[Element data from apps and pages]
◆ ◆ ◆ ◆

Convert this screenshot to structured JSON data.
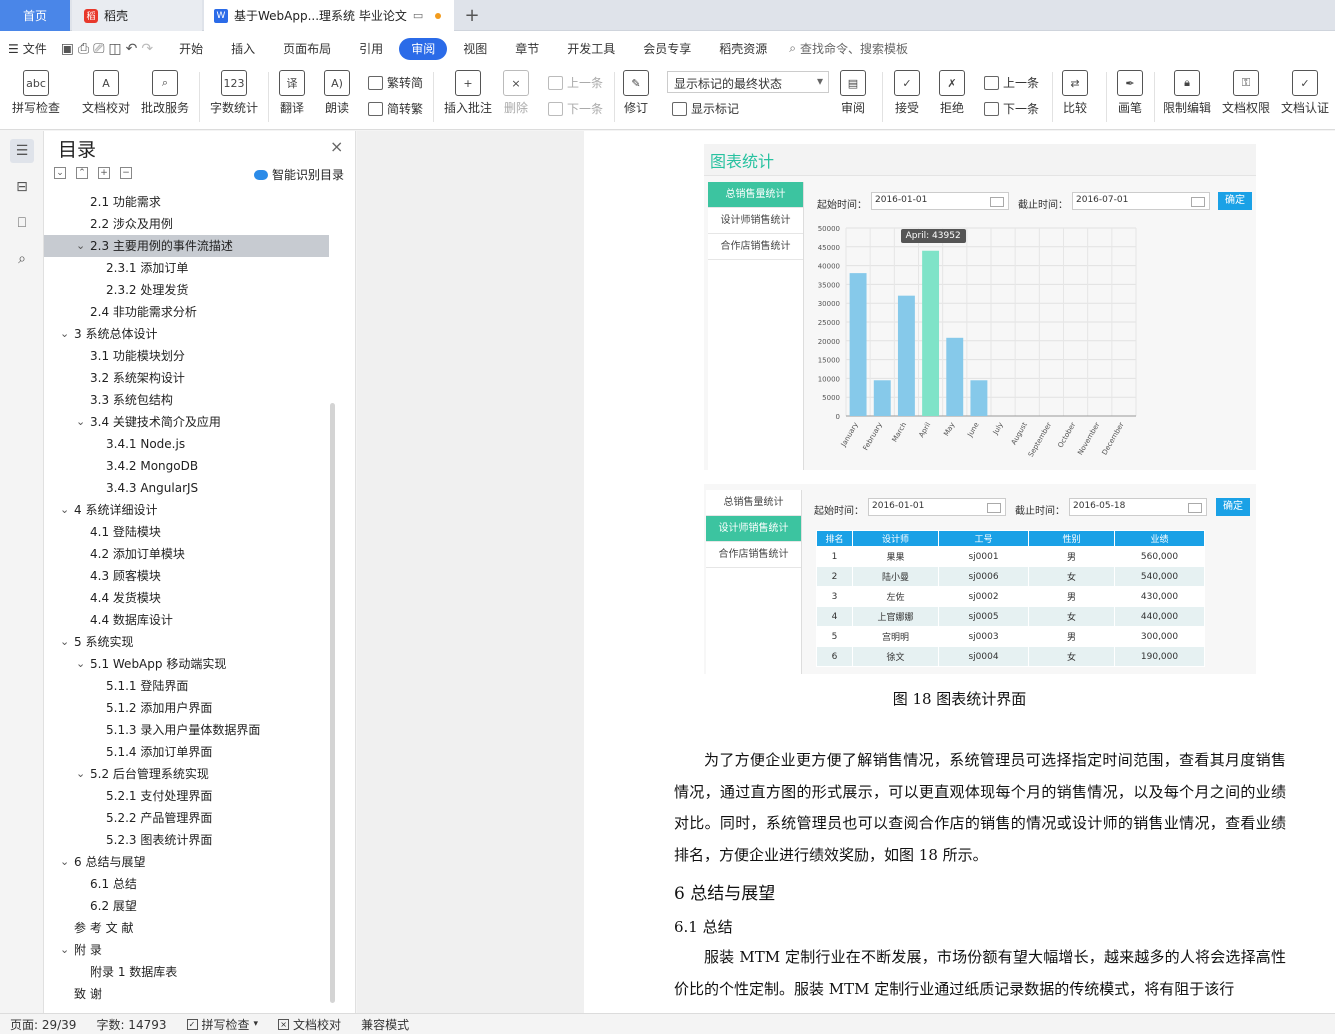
{
  "tabs": {
    "home": "首页",
    "wk": "稻壳",
    "doc": "基于WebApp...理系统 毕业论文"
  },
  "menu": {
    "file": "文件",
    "items": [
      "开始",
      "插入",
      "页面布局",
      "引用",
      "审阅",
      "视图",
      "章节",
      "开发工具",
      "会员专享",
      "稻壳资源"
    ],
    "active_index": 4,
    "search": "查找命令、搜索模板"
  },
  "ribbon": {
    "spell": "拼写检查",
    "proof": "文档校对",
    "service": "批改服务",
    "count": "字数统计",
    "translate": "翻译",
    "read": "朗读",
    "t2s": "繁转简",
    "s2t": "简转繁",
    "add_comment": "插入批注",
    "delete": "删除",
    "prev_c": "上一条",
    "next_c": "下一条",
    "revise": "修订",
    "show_mode": "显示标记的最终状态",
    "show_marks": "显示标记",
    "review": "审阅",
    "accept": "接受",
    "reject": "拒绝",
    "prev": "上一条",
    "next": "下一条",
    "compare": "比较",
    "pen": "画笔",
    "restrict": "限制编辑",
    "rights": "文档权限",
    "cert": "文档认证"
  },
  "toc": {
    "title": "目录",
    "smart": "智能识别目录",
    "items": [
      {
        "t": "2.1  功能需求",
        "lvl": 2,
        "tw": ""
      },
      {
        "t": "2.2  涉众及用例",
        "lvl": 2,
        "tw": ""
      },
      {
        "t": "2.3  主要用例的事件流描述",
        "lvl": 2,
        "tw": "open",
        "active": true
      },
      {
        "t": "2.3.1    添加订单",
        "lvl": 3,
        "tw": ""
      },
      {
        "t": "2.3.2    处理发货",
        "lvl": 3,
        "tw": ""
      },
      {
        "t": "2.4  非功能需求分析",
        "lvl": 2,
        "tw": ""
      },
      {
        "t": "3    系统总体设计",
        "lvl": 1,
        "tw": "open"
      },
      {
        "t": "3.1  功能模块划分",
        "lvl": 2,
        "tw": ""
      },
      {
        "t": "3.2  系统架构设计",
        "lvl": 2,
        "tw": ""
      },
      {
        "t": "3.3  系统包结构",
        "lvl": 2,
        "tw": ""
      },
      {
        "t": "3.4  关键技术简介及应用",
        "lvl": 2,
        "tw": "open"
      },
      {
        "t": "3.4.1    Node.js",
        "lvl": 3,
        "tw": ""
      },
      {
        "t": "3.4.2    MongoDB",
        "lvl": 3,
        "tw": ""
      },
      {
        "t": "3.4.3    AngularJS",
        "lvl": 3,
        "tw": ""
      },
      {
        "t": "4    系统详细设计",
        "lvl": 1,
        "tw": "open"
      },
      {
        "t": "4.1  登陆模块",
        "lvl": 2,
        "tw": ""
      },
      {
        "t": "4.2  添加订单模块",
        "lvl": 2,
        "tw": ""
      },
      {
        "t": "4.3  顾客模块",
        "lvl": 2,
        "tw": ""
      },
      {
        "t": "4.4  发货模块",
        "lvl": 2,
        "tw": ""
      },
      {
        "t": "4.4  数据库设计",
        "lvl": 2,
        "tw": ""
      },
      {
        "t": "5    系统实现",
        "lvl": 1,
        "tw": "open"
      },
      {
        "t": "5.1 WebApp 移动端实现",
        "lvl": 2,
        "tw": "open"
      },
      {
        "t": "5.1.1    登陆界面",
        "lvl": 3,
        "tw": ""
      },
      {
        "t": "5.1.2    添加用户界面",
        "lvl": 3,
        "tw": ""
      },
      {
        "t": "5.1.3    录入用户量体数据界面",
        "lvl": 3,
        "tw": ""
      },
      {
        "t": "5.1.4    添加订单界面",
        "lvl": 3,
        "tw": ""
      },
      {
        "t": "5.2  后台管理系统实现",
        "lvl": 2,
        "tw": "open"
      },
      {
        "t": "5.2.1    支付处理界面",
        "lvl": 3,
        "tw": ""
      },
      {
        "t": "5.2.2    产品管理界面",
        "lvl": 3,
        "tw": ""
      },
      {
        "t": "5.2.3    图表统计界面",
        "lvl": 3,
        "tw": ""
      },
      {
        "t": "6    总结与展望",
        "lvl": 1,
        "tw": "open"
      },
      {
        "t": "6.1  总结",
        "lvl": 2,
        "tw": ""
      },
      {
        "t": "6.2  展望",
        "lvl": 2,
        "tw": ""
      },
      {
        "t": "参 考 文 献",
        "lvl": 0,
        "tw": ""
      },
      {
        "t": "附          录",
        "lvl": 1,
        "tw": "open"
      },
      {
        "t": "附录 1     数据库表",
        "lvl": 2,
        "tw": ""
      },
      {
        "t": "致          谢",
        "lvl": 0,
        "tw": ""
      }
    ]
  },
  "fig1": {
    "title": "图表统计",
    "side": [
      "总销售量统计",
      "设计师销售统计",
      "合作店销售统计"
    ],
    "start_label": "起始时间：",
    "start": "2016-01-01",
    "end_label": "截止时间：",
    "end": "2016-07-01",
    "ok": "确定",
    "tooltip": "April: 43952"
  },
  "chart_data": {
    "type": "bar",
    "categories": [
      "January",
      "February",
      "March",
      "April",
      "May",
      "June",
      "July",
      "August",
      "September",
      "October",
      "November",
      "December"
    ],
    "values": [
      38000,
      9500,
      32000,
      43952,
      20800,
      9500,
      0,
      0,
      0,
      0,
      0,
      0
    ],
    "yticks": [
      0,
      5000,
      10000,
      15000,
      20000,
      25000,
      30000,
      35000,
      40000,
      45000,
      50000
    ],
    "ylim": [
      0,
      50000
    ],
    "highlight_index": 3,
    "bar_color": "#86c9ea",
    "highlight_color": "#7fe3c8",
    "grid": true
  },
  "fig2": {
    "side": [
      "总销售量统计",
      "设计师销售统计",
      "合作店销售统计"
    ],
    "start_label": "起始时间：",
    "start": "2016-01-01",
    "end_label": "截止时间：",
    "end": "2016-05-18",
    "ok": "确定",
    "headers": [
      "排名",
      "设计师",
      "工号",
      "性别",
      "业绩"
    ],
    "rows": [
      [
        "1",
        "果果",
        "sj0001",
        "男",
        "560,000"
      ],
      [
        "2",
        "陆小曼",
        "sj0006",
        "女",
        "540,000"
      ],
      [
        "3",
        "左佐",
        "sj0002",
        "男",
        "430,000"
      ],
      [
        "4",
        "上官娜娜",
        "sj0005",
        "女",
        "440,000"
      ],
      [
        "5",
        "宫明明",
        "sj0003",
        "男",
        "300,000"
      ],
      [
        "6",
        "徐文",
        "sj0004",
        "女",
        "190,000"
      ]
    ]
  },
  "doc": {
    "caption": "图 18  图表统计界面",
    "para1": "为了方便企业更方便了解销售情况，系统管理员可选择指定时间范围，查看其月度销售情况，通过直方图的形式展示，可以更直观体现每个月的销售情况，以及每个月之间的业绩对比。同时，系统管理员也可以查阅合作店的销售的情况或设计师的销售业情况，查看业绩排名，方便企业进行绩效奖励，如图 18 所示。",
    "h1": "6    总结与展望",
    "h2": "6.1  总结",
    "para2": "服装 MTM 定制行业在不断发展，市场份额有望大幅增长，越来越多的人将会选择高性价比的个性定制。服装 MTM 定制行业通过纸质记录数据的传统模式，将有阻于该行"
  },
  "status": {
    "page": "页面: 29/39",
    "words": "字数: 14793",
    "spell": "拼写检查",
    "proof": "文档校对",
    "compat": "兼容模式"
  }
}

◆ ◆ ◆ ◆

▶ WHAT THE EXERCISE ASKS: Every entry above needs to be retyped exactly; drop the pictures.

▶ REPLY:
Convert this screenshot to structured JSON data.
{
  "tabs": {
    "home": "首页",
    "wk": "稻壳",
    "doc": "基于WebApp...理系统 毕业论文"
  },
  "menu": {
    "file": "文件",
    "items": [
      "开始",
      "插入",
      "页面布局",
      "引用",
      "审阅",
      "视图",
      "章节",
      "开发工具",
      "会员专享",
      "稻壳资源"
    ],
    "active_index": 4,
    "search": "查找命令、搜索模板"
  },
  "ribbon": {
    "spell": "拼写检查",
    "proof": "文档校对",
    "service": "批改服务",
    "count": "字数统计",
    "translate": "翻译",
    "read": "朗读",
    "t2s": "繁转简",
    "s2t": "简转繁",
    "add_comment": "插入批注",
    "delete": "删除",
    "prev_c": "上一条",
    "next_c": "下一条",
    "revise": "修订",
    "show_mode": "显示标记的最终状态",
    "show_marks": "显示标记",
    "review": "审阅",
    "accept": "接受",
    "reject": "拒绝",
    "prev": "上一条",
    "next": "下一条",
    "compare": "比较",
    "pen": "画笔",
    "restrict": "限制编辑",
    "rights": "文档权限",
    "cert": "文档认证"
  },
  "toc": {
    "title": "目录",
    "smart": "智能识别目录",
    "items": [
      {
        "t": "2.1  功能需求",
        "lvl": 2,
        "tw": ""
      },
      {
        "t": "2.2  涉众及用例",
        "lvl": 2,
        "tw": ""
      },
      {
        "t": "2.3  主要用例的事件流描述",
        "lvl": 2,
        "tw": "open",
        "active": true
      },
      {
        "t": "2.3.1    添加订单",
        "lvl": 3,
        "tw": ""
      },
      {
        "t": "2.3.2    处理发货",
        "lvl": 3,
        "tw": ""
      },
      {
        "t": "2.4  非功能需求分析",
        "lvl": 2,
        "tw": ""
      },
      {
        "t": "3    系统总体设计",
        "lvl": 1,
        "tw": "open"
      },
      {
        "t": "3.1  功能模块划分",
        "lvl": 2,
        "tw": ""
      },
      {
        "t": "3.2  系统架构设计",
        "lvl": 2,
        "tw": ""
      },
      {
        "t": "3.3  系统包结构",
        "lvl": 2,
        "tw": ""
      },
      {
        "t": "3.4  关键技术简介及应用",
        "lvl": 2,
        "tw": "open"
      },
      {
        "t": "3.4.1    Node.js",
        "lvl": 3,
        "tw": ""
      },
      {
        "t": "3.4.2    MongoDB",
        "lvl": 3,
        "tw": ""
      },
      {
        "t": "3.4.3    AngularJS",
        "lvl": 3,
        "tw": ""
      },
      {
        "t": "4    系统详细设计",
        "lvl": 1,
        "tw": "open"
      },
      {
        "t": "4.1  登陆模块",
        "lvl": 2,
        "tw": ""
      },
      {
        "t": "4.2  添加订单模块",
        "lvl": 2,
        "tw": ""
      },
      {
        "t": "4.3  顾客模块",
        "lvl": 2,
        "tw": ""
      },
      {
        "t": "4.4  发货模块",
        "lvl": 2,
        "tw": ""
      },
      {
        "t": "4.4  数据库设计",
        "lvl": 2,
        "tw": ""
      },
      {
        "t": "5    系统实现",
        "lvl": 1,
        "tw": "open"
      },
      {
        "t": "5.1 WebApp 移动端实现",
        "lvl": 2,
        "tw": "open"
      },
      {
        "t": "5.1.1    登陆界面",
        "lvl": 3,
        "tw": ""
      },
      {
        "t": "5.1.2    添加用户界面",
        "lvl": 3,
        "tw": ""
      },
      {
        "t": "5.1.3    录入用户量体数据界面",
        "lvl": 3,
        "tw": ""
      },
      {
        "t": "5.1.4    添加订单界面",
        "lvl": 3,
        "tw": ""
      },
      {
        "t": "5.2  后台管理系统实现",
        "lvl": 2,
        "tw": "open"
      },
      {
        "t": "5.2.1    支付处理界面",
        "lvl": 3,
        "tw": ""
      },
      {
        "t": "5.2.2    产品管理界面",
        "lvl": 3,
        "tw": ""
      },
      {
        "t": "5.2.3    图表统计界面",
        "lvl": 3,
        "tw": ""
      },
      {
        "t": "6    总结与展望",
        "lvl": 1,
        "tw": "open"
      },
      {
        "t": "6.1  总结",
        "lvl": 2,
        "tw": ""
      },
      {
        "t": "6.2  展望",
        "lvl": 2,
        "tw": ""
      },
      {
        "t": "参 考 文 献",
        "lvl": 0,
        "tw": ""
      },
      {
        "t": "附          录",
        "lvl": 1,
        "tw": "open"
      },
      {
        "t": "附录 1     数据库表",
        "lvl": 2,
        "tw": ""
      },
      {
        "t": "致          谢",
        "lvl": 0,
        "tw": ""
      }
    ]
  },
  "fig1": {
    "title": "图表统计",
    "side": [
      "总销售量统计",
      "设计师销售统计",
      "合作店销售统计"
    ],
    "start_label": "起始时间：",
    "start": "2016-01-01",
    "end_label": "截止时间：",
    "end": "2016-07-01",
    "ok": "确定",
    "tooltip": "April: 43952"
  },
  "chart_data": {
    "type": "bar",
    "categories": [
      "January",
      "February",
      "March",
      "April",
      "May",
      "June",
      "July",
      "August",
      "September",
      "October",
      "November",
      "December"
    ],
    "values": [
      38000,
      9500,
      32000,
      43952,
      20800,
      9500,
      0,
      0,
      0,
      0,
      0,
      0
    ],
    "yticks": [
      0,
      5000,
      10000,
      15000,
      20000,
      25000,
      30000,
      35000,
      40000,
      45000,
      50000
    ],
    "ylim": [
      0,
      50000
    ],
    "highlight_index": 3,
    "bar_color": "#86c9ea",
    "highlight_color": "#7fe3c8",
    "grid": true
  },
  "fig2": {
    "side": [
      "总销售量统计",
      "设计师销售统计",
      "合作店销售统计"
    ],
    "start_label": "起始时间：",
    "start": "2016-01-01",
    "end_label": "截止时间：",
    "end": "2016-05-18",
    "ok": "确定",
    "headers": [
      "排名",
      "设计师",
      "工号",
      "性别",
      "业绩"
    ],
    "rows": [
      [
        "1",
        "果果",
        "sj0001",
        "男",
        "560,000"
      ],
      [
        "2",
        "陆小曼",
        "sj0006",
        "女",
        "540,000"
      ],
      [
        "3",
        "左佐",
        "sj0002",
        "男",
        "430,000"
      ],
      [
        "4",
        "上官娜娜",
        "sj0005",
        "女",
        "440,000"
      ],
      [
        "5",
        "宫明明",
        "sj0003",
        "男",
        "300,000"
      ],
      [
        "6",
        "徐文",
        "sj0004",
        "女",
        "190,000"
      ]
    ]
  },
  "doc": {
    "caption": "图 18  图表统计界面",
    "para1": "为了方便企业更方便了解销售情况，系统管理员可选择指定时间范围，查看其月度销售情况，通过直方图的形式展示，可以更直观体现每个月的销售情况，以及每个月之间的业绩对比。同时，系统管理员也可以查阅合作店的销售的情况或设计师的销售业情况，查看业绩排名，方便企业进行绩效奖励，如图 18 所示。",
    "h1": "6    总结与展望",
    "h2": "6.1  总结",
    "para2": "服装 MTM 定制行业在不断发展，市场份额有望大幅增长，越来越多的人将会选择高性价比的个性定制。服装 MTM 定制行业通过纸质记录数据的传统模式，将有阻于该行"
  },
  "status": {
    "page": "页面: 29/39",
    "words": "字数: 14793",
    "spell": "拼写检查",
    "proof": "文档校对",
    "compat": "兼容模式"
  }
}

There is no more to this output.